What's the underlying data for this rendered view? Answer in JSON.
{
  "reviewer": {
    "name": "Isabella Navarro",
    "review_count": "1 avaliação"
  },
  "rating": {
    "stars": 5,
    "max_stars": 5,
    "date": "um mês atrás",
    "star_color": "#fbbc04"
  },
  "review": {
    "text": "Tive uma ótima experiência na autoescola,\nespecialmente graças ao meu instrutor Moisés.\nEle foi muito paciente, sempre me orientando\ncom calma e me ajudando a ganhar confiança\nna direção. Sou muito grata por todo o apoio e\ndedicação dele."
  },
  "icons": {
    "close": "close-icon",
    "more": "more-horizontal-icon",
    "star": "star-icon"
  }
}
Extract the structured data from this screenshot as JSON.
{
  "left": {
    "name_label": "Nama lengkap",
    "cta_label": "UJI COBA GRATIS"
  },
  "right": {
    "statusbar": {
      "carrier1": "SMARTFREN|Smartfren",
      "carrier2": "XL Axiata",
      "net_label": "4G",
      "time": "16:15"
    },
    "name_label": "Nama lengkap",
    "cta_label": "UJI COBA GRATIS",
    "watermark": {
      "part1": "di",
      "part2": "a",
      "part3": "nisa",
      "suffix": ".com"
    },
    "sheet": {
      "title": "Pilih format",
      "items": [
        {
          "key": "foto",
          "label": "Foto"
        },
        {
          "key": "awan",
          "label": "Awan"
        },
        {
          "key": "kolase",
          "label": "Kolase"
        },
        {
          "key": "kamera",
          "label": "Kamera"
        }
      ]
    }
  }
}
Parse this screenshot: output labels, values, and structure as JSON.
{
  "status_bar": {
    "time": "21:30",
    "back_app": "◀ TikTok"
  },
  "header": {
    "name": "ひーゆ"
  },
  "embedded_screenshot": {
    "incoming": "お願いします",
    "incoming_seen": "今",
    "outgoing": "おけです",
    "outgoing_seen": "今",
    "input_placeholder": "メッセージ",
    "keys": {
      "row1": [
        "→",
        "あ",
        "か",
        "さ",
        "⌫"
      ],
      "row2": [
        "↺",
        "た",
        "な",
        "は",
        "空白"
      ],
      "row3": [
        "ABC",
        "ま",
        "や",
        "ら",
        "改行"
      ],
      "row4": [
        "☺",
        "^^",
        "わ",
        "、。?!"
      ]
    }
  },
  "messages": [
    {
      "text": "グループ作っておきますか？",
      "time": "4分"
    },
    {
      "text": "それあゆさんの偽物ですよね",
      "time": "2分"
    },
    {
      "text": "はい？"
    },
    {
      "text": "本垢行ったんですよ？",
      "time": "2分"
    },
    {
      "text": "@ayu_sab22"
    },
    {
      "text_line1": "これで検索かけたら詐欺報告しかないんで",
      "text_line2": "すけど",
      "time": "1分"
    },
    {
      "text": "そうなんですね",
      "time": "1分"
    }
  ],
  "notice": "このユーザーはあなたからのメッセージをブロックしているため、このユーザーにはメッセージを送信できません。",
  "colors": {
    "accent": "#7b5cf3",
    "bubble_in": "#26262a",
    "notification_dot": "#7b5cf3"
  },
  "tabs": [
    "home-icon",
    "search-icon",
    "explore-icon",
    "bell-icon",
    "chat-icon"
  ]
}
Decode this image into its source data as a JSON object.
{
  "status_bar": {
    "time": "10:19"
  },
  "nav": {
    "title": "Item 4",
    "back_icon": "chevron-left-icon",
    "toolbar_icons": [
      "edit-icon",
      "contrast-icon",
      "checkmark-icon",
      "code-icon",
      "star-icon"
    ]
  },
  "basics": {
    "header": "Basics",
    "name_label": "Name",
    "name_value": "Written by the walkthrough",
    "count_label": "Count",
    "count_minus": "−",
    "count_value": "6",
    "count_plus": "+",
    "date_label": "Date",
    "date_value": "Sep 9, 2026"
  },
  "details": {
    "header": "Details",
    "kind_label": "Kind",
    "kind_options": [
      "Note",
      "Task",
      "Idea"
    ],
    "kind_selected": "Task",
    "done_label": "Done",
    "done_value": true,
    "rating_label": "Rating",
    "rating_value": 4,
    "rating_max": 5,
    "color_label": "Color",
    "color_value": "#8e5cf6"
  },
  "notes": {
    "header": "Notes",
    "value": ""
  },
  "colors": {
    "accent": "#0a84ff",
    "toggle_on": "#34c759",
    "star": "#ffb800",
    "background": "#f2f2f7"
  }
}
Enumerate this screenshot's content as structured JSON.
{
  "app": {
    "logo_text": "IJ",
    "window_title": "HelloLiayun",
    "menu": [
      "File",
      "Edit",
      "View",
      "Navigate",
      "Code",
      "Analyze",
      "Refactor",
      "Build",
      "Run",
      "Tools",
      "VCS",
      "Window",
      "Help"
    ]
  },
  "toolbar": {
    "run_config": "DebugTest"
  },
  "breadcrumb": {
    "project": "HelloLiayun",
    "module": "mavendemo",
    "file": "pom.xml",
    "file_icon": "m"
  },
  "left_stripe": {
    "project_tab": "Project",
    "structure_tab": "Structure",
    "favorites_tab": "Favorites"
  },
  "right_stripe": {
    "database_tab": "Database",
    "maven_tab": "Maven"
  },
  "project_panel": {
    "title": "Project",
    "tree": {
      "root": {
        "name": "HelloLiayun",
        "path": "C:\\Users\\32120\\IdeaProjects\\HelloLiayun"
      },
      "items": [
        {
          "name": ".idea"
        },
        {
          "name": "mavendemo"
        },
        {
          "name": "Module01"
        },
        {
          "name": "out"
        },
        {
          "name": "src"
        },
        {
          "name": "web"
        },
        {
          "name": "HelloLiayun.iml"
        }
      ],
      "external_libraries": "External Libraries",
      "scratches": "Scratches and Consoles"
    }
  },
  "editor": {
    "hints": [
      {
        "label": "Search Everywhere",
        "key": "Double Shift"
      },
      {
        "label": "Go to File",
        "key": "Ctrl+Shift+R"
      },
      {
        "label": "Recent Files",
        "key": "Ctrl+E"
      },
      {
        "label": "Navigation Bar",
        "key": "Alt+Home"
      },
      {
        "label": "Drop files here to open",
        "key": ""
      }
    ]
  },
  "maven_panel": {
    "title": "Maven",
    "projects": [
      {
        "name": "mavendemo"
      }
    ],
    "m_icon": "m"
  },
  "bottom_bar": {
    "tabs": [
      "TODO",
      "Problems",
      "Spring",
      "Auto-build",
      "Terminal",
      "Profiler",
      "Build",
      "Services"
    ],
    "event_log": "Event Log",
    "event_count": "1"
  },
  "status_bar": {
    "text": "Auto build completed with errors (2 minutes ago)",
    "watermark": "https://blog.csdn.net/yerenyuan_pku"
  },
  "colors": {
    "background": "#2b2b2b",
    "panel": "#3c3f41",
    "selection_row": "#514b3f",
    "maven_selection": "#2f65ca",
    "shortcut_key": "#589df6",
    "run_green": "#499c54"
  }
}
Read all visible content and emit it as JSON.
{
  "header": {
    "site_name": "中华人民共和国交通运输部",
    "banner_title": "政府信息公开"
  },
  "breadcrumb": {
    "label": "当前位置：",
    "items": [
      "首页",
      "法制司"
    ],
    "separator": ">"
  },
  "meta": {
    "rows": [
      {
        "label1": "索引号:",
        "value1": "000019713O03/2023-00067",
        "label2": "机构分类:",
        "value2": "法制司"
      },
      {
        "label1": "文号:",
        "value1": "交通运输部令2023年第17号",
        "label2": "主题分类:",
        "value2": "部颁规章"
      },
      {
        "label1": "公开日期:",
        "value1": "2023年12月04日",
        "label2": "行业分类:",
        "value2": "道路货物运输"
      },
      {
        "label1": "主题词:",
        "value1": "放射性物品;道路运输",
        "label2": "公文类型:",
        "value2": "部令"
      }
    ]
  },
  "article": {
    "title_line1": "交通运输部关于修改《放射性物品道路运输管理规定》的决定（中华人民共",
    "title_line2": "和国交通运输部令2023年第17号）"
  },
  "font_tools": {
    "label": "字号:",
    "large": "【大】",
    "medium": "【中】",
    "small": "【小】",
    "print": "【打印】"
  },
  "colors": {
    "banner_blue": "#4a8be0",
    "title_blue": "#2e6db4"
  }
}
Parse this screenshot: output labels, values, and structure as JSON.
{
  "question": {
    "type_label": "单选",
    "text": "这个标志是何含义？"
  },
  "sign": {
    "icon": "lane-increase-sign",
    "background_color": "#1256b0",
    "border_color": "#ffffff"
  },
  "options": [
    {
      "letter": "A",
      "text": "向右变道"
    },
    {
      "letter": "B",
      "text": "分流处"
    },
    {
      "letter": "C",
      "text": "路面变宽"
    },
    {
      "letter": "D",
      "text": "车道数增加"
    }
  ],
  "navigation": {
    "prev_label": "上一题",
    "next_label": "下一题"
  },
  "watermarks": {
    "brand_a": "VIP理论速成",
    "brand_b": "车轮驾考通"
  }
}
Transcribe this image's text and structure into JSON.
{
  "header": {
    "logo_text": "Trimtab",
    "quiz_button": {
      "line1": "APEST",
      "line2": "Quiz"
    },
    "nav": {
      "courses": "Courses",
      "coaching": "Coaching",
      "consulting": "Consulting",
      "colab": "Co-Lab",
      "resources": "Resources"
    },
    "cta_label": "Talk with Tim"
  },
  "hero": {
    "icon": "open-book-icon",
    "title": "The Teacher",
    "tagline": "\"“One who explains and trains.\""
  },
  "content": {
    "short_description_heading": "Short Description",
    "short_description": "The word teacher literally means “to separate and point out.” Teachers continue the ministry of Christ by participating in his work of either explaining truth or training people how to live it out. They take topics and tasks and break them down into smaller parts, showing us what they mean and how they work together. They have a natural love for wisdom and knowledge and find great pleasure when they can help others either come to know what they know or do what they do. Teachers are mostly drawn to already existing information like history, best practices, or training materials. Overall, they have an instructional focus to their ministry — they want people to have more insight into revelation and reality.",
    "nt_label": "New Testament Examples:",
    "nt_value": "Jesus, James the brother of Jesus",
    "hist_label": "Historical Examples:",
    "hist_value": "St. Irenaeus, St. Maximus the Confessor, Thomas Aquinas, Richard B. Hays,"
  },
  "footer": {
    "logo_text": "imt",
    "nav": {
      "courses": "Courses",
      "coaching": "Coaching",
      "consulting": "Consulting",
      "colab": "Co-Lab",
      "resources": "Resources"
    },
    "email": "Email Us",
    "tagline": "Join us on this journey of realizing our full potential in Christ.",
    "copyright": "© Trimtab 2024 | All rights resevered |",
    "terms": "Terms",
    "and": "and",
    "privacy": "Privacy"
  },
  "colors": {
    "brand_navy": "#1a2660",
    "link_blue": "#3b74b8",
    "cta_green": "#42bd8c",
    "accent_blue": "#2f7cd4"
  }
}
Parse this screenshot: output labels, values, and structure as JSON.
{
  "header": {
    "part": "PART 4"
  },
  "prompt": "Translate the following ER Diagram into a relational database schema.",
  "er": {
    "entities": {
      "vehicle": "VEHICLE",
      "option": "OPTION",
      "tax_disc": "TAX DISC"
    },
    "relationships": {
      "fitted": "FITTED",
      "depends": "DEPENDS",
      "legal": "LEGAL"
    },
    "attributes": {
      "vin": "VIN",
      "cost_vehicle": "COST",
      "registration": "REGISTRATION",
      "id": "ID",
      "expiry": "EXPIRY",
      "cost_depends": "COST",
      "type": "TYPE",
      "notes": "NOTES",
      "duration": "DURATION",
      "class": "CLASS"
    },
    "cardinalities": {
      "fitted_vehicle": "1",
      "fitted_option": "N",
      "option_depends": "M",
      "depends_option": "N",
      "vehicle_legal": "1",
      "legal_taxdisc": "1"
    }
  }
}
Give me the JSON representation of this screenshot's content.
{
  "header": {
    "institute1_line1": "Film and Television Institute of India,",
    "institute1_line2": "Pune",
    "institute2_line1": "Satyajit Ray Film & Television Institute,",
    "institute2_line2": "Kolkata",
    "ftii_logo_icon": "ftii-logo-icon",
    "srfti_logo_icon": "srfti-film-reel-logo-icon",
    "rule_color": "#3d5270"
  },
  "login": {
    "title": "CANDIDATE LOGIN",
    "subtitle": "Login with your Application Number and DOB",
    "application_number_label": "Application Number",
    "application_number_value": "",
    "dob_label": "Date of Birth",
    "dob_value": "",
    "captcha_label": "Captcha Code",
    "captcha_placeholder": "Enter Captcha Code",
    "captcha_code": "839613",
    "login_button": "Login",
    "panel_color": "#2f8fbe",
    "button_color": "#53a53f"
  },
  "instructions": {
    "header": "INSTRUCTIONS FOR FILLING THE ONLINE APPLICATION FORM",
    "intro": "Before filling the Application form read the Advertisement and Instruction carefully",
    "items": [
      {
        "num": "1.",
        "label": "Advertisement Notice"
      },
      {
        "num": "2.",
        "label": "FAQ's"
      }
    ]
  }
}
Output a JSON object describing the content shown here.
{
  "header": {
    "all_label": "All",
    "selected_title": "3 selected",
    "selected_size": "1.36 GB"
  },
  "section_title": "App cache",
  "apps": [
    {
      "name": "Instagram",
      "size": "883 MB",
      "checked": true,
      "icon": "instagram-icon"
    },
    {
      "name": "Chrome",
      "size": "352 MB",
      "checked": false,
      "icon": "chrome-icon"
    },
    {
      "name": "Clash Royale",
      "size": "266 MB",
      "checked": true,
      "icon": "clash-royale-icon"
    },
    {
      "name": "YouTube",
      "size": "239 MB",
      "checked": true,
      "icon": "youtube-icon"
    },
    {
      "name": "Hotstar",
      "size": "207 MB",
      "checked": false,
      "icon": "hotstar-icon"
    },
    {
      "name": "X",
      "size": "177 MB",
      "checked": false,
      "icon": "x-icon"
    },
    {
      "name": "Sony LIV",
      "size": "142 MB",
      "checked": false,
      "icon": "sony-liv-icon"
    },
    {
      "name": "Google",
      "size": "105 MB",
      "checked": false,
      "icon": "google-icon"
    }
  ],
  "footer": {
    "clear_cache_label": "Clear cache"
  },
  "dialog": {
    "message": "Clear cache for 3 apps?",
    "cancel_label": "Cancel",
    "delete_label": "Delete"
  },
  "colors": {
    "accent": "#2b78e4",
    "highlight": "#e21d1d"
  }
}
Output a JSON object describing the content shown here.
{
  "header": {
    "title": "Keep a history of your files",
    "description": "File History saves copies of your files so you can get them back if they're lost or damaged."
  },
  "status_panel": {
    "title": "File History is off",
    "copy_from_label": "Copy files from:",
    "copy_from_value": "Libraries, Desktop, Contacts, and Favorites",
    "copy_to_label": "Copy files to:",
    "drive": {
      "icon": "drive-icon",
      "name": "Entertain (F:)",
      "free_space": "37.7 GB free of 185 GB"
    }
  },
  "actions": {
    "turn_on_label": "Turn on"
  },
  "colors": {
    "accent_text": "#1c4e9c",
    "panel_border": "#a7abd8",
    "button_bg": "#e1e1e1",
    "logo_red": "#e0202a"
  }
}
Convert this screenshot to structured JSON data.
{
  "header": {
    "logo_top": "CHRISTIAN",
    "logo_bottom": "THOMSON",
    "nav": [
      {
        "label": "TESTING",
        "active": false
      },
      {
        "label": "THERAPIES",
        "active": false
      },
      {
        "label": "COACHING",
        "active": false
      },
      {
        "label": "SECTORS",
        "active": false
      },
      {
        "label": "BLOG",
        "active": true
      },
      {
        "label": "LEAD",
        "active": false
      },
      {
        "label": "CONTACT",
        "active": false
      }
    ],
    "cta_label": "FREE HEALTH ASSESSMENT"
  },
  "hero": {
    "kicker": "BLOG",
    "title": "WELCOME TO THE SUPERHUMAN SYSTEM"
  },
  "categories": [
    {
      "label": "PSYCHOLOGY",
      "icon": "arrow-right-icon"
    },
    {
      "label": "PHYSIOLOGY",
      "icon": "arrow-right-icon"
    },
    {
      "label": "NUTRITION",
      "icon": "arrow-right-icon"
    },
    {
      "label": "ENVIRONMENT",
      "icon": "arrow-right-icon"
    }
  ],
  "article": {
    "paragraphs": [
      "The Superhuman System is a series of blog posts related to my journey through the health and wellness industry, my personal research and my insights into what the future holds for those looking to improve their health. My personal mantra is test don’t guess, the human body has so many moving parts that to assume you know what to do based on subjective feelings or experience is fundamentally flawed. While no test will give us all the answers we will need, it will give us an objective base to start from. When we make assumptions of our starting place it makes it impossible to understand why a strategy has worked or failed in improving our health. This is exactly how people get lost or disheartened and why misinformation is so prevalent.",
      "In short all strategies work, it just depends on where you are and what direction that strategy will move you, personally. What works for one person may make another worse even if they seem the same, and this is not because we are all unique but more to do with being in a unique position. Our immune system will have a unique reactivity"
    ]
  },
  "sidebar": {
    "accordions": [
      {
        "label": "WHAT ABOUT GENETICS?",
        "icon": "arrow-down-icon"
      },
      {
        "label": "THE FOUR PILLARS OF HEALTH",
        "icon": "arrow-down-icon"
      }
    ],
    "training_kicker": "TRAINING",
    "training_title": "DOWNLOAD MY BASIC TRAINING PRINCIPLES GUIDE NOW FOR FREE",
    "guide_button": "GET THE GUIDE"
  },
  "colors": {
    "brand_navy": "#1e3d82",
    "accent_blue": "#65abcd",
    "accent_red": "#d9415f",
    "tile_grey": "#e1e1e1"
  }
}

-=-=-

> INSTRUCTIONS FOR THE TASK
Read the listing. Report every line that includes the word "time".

> SOLUTION FOR THIS PROBLEM
      "time": "16:15"
    "time": "21:30",
      "time": "4分"
      "time": "2分"
      "time": "2分"
      "time": "1分"
      "time": "1分"
    "time": "10:19"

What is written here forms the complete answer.